The department, meanwhile, continues to audit the access to Microsoft’s financial systems, and journal entries are examined for large entries, unusual entries, and unusual reviewers and approvers.
Also, the department keeps watch over financial-statement ratios for indicators of fraud. For example, a days sales outstanding index measures the relationship between DSO in two consecutive reporting periods. An inflated ratio could reflect fictitious sales or receivables. Among several other ratios, an asset quality index measures a company’s propensity to capitalize costs. Manipulators have a greater deterioration of asset quality, but a very high asset quality index may indicate an inappropriate deferral of costs.
Hospital Corporation of America, which owns 163 hospitals and 105 freestanding surgery centers, is one of the true veterans of continuous audit, having started its program eight years ago. In-house developers have built what internal audit director Chase Whitaker calls a “quiltwork” of audit routines — about 50 of them — that run on a variety of applications, including ACL, Paisley Consulting’s Focus (for Sarbanes-Oxley compliance), and Microsoft’s .Net, among others.

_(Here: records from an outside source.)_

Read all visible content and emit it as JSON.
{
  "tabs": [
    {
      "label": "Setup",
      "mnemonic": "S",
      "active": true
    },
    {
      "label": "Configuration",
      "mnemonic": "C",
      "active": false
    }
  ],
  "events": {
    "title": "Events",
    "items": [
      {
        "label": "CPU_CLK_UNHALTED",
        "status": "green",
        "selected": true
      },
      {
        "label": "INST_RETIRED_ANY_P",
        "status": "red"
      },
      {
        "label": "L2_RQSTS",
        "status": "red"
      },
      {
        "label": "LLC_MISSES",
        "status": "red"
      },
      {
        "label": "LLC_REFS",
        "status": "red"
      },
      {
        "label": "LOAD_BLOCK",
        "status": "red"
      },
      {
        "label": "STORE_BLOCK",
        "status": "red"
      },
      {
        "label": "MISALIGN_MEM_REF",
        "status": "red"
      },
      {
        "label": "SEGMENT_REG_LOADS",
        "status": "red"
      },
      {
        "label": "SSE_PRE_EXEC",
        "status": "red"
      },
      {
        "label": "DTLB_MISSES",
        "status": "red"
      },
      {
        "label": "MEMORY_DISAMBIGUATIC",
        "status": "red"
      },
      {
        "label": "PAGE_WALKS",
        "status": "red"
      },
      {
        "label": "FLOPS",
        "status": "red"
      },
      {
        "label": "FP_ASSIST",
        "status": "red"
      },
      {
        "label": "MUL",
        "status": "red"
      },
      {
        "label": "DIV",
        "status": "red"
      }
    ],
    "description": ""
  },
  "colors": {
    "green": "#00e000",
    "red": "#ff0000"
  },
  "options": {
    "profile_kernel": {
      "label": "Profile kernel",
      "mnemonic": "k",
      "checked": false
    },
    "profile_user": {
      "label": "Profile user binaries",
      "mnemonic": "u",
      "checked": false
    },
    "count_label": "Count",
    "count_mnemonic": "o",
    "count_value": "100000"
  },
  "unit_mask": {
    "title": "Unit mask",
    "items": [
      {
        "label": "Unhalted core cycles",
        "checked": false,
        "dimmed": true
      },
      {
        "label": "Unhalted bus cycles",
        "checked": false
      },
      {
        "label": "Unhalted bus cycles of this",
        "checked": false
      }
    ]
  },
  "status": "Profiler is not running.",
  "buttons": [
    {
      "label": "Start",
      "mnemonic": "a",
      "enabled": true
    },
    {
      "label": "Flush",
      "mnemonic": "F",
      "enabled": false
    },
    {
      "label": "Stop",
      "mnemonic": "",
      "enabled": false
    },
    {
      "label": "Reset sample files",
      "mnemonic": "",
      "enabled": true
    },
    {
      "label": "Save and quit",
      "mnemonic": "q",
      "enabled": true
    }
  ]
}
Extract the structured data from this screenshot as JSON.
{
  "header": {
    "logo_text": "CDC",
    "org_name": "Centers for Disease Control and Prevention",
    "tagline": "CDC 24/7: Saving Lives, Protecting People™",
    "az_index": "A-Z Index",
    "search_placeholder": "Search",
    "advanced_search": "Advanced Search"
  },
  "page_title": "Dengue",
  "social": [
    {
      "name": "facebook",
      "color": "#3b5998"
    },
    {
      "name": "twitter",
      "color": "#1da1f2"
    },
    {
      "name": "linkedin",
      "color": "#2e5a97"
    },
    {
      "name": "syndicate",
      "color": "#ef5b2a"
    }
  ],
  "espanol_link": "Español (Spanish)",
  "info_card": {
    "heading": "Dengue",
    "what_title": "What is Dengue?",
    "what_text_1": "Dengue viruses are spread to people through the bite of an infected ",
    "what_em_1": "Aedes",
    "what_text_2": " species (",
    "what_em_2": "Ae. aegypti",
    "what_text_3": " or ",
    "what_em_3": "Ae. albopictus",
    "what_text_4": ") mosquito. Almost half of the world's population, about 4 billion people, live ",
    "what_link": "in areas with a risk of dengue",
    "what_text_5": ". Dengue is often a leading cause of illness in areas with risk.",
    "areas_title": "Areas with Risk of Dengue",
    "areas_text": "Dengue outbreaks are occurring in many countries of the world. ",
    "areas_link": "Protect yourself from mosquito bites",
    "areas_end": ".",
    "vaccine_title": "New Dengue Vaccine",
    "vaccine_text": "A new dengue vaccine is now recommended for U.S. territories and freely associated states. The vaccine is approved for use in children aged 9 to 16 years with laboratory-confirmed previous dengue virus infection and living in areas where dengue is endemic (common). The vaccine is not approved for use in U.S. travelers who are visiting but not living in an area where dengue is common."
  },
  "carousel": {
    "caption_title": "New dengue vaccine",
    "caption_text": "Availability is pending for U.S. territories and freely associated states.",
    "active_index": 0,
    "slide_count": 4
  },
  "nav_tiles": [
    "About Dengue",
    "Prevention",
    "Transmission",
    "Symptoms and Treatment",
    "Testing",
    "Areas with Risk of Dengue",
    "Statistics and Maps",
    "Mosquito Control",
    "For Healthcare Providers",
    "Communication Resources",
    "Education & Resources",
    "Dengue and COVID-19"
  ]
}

The mix of routines employed is constantly evolving. Some have been in use for all eight years, but others turned out to be not effective, and in certain cases system changes made routines moot. But there is no shortage of ideas for new ones. “I’ve probably got at least 120 items in the hopper; everything from just brainstorms to things that are going through the quality-assurance process and are nearly ready to be deployed,” says Whitaker. A steering committee meets three or four times a year and sifts through the list, in some cases seeking feedback from business-process leaders on whether a particular automated audit would provide risk coverage that they didn’t already have.
After a decision is made to develop a routine, then the big challenge comes of determining its scope, identifying data sets to be analyzed, and setting failure thresholds. “Then you’ve got to develop and deploy it, and meanwhile you’re wondering what kind of results you’re going to get,” says Whitaker.
Sometimes routines have to be adjusted. HCA, like AEP, watches employee overtime rates, in this case as a hedge against errors by nurses and other clinicians that could result in medical-malpractice lawsuits. At first the routine was set to flag anyone who worked 30% more than full-time hours. That generated a “voluminous amount” of exceptions, so the audit department contacted its facilities and found that, indeed, that kind of overtime rate was not unusual. “So we set it at 50%,” says Whitaker, “and it became more valuable information for our HR directors and CFOs.”
Another variable is the frequency of continuous audit routines. The overtime audits are done two or three times a year, in each case looking at the previous 12 months’ worth of data. But the audit department looks daily at whether business units — hospitals, surgery centers, physician practices, shared service centers — have been moved on to or off of the list of entities whose assets and operations are reflected in consolidated financial statements. That is to guard against unintentional changes and to determine if a change was made for a valid business reason.
And the audit department watches in nearly real time — hourly — for local data-security administrators granting access to applications for employees or themselves. Normally, even the security administrators are not supposed to have that access. When such changes are detected, facilities are alerted.
Other human-resources issues with financial implications are subjected to continuous auditing, as well. These include payroll reviews, looking for invalid social security numbers; and exceptionally low levels of vacation time, considered a warning sign that a fraud could be in progress by someone afraid a scheme might be detected in his or her absence.
About 15 of HCA’s continuous audit routines look directly for irregularities traceable to the finance operation. Journal entries by senior finance executives or business-unit leaders are flagged, because entries normally are made by lower-level accountants. Likewise, any entries that boost revenue by a certain percentage, particularly those that put the business unit just above its budgeted monthly goal, are flagged. “It might be valid, but at least an auditor should take a look to make sure somebody didn’t just pad something to make budget,” says Whitaker.
Other journal entries that are watched in the continuous audit telescope are adjusted estimates for contingencies like malpractice-insurance claims, bad debt allowances, and amortization schedules for intangible assets. Again, the goal is to identify instances of invalid earnings management. “If somebody puts something on the balance sheet as an asset that previously was in expenses, we want to know why,” asserts Whitaker. “Someone could do a journal entry just to shave some expenses for the month, thinking that the next month they’ll just reverse it and no one will be the wiser.”